He held himself very still and said, "I would value frankness at the moment."

She laughed, "It will be very rambling, if I tell you what is in my head."

"I do not mind, I would like to know how you think of me," he replied gently.

She sighed.

"You are difficult to understand. I do wish to know you better, but I had not thought of whether that might be out of gratitude. Your saying it made my mind wonder if that is influencing me." She paused, and then said quietly, "I find it gratifying that you still care for me after the way I have treated you. I think...I believe that I can separate my gratitude for the aid you have given my family from how I feel about you. It is all very confusing inside of me right now, however, and I do not want to give you false hope. I do not think it impossible for me to come to care for you, but I will not lie to you and say that I am well on my way."

She stopped again and watched him relax slightly.

"I will say that you are the most interesting man I have ever met, and that is in your favour."

"Then you do not object to my pursuit?"

She smiled, "I do not. I do find it curious, though, that you refer to it as 'pursuit' rather than 'suit.'"

"I am attempting to conquer your heart. I see it as a prize to be won. I do not think 'suit' an adequate expression of the challenge I am undertaking."

She laughed outright at that, "Do you expect me to be so difficult, sir?"

"I expect that I did myself no favours and that I will need to do much to prove myself. I have learned that I had no idea how to please a woman of your worth."

She availed herself of his arm and set them to walking again.

"Then I shall need to help you along," she said sweetly. She was feeling relief, and that did much to settle her mind.

"I would not object to help," he replied.

Elizabeth smirked, "You may want to be careful what you wish for. I have some ideas, but they will not be easy."

"What could you possibly set before me that could not be overcome by my sheer desire to be in your favour?"

"You will visit with my mother when given the opportunity, and carry on a polite conversation?"

He looked uncomfortable, but forced the reply, "I will certainly try."

"If it helps, you do have something in common with her."

He raised an eyebrow but kept silent, not wishing to insult her family.

"You both wish to see me married off, preferably to the wealthiest man of my acquaintance."

She saw his shock at her teasing and smiled.

"You did not think I would cease teasing, did you?"

"I should hope not. I had not expected it, though. You have been so subdued as of late."

Her eyes clouded, "There was not much to be happy about."

"There was not, but I hope you will begin to see better days. I will not tell you that it ever stops hurting, to lose such a beloved father, but the pain eases with time."

"Thank you," she whispered. "It is good to know that this hurt is survivable."

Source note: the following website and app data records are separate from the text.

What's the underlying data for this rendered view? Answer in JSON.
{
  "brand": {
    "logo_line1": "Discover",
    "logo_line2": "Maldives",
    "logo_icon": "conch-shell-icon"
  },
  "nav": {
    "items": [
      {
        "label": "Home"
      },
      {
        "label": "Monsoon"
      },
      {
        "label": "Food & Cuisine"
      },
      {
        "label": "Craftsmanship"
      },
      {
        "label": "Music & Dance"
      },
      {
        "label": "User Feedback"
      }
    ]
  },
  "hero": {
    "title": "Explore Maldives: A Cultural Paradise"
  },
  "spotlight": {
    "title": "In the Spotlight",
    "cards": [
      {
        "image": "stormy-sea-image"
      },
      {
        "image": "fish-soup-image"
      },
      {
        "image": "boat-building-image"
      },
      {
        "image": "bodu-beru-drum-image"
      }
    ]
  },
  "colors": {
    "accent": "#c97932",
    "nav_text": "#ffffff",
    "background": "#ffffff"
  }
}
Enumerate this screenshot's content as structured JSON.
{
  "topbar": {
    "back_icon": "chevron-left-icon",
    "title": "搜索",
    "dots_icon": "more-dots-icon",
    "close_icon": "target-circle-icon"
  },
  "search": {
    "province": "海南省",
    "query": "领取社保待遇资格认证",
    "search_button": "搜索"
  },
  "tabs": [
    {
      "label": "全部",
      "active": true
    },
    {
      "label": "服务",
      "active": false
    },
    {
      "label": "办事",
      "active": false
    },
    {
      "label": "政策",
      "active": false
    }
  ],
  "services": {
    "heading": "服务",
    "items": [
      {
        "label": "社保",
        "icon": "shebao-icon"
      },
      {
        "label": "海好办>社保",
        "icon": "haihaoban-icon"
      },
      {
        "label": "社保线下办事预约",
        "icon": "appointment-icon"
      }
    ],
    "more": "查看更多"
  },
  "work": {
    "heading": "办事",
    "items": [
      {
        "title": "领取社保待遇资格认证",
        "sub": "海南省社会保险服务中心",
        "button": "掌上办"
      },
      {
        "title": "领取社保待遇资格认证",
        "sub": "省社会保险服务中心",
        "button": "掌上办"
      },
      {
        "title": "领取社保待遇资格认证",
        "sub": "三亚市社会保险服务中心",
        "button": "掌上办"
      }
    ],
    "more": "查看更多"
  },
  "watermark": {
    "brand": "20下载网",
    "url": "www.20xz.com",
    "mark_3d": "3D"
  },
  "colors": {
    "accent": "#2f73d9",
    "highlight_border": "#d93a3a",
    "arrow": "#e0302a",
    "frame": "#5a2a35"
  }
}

"Was there anything else you had for my challenge?" Darcy asked after a bit, hoping to bring the light back into her eyes.

Elizabeth stayed serious as she answered, "Will you be correcting Mr. Bingley's misinformation on the state of my sister's heart?"

Darcy looked at Jane in surprise, having forgotten that she was still there.

"Do you think her still in love with my friend?" He asked.

"Yes," she replied confidently.

"Then I will confess my mistakes to Bingley and offer him all of my encouragement."

"Thank you."

He was quiet, bothered by the fact that she felt the need to thank him for correcting what he should not have interfered with in the first place.

Elizabeth, seeing Jane gather up the children and not wanting to end their tete-e-tete so somberly, said, "Do you mind terribly if I always express my opinion, even it goes against your own and is at least a little shocking?"

"I would expect no less," he replied with a smile.

"Then I expect we shall get along famously."

They returned to Gracechurch Street then, both with much hope for their future.

A/N: For those reading Unanswered Prayers, I have not abandoned you! I am struggling with getting these latest chapters to sound right and I refuse to publish something I would consider just good enough. This little idea has also been driving me crazy, refusing to leave me alone. I have now excised this demon, and I hope to return to the flow of UP. I figured the least I could do was give you this to read while you wait.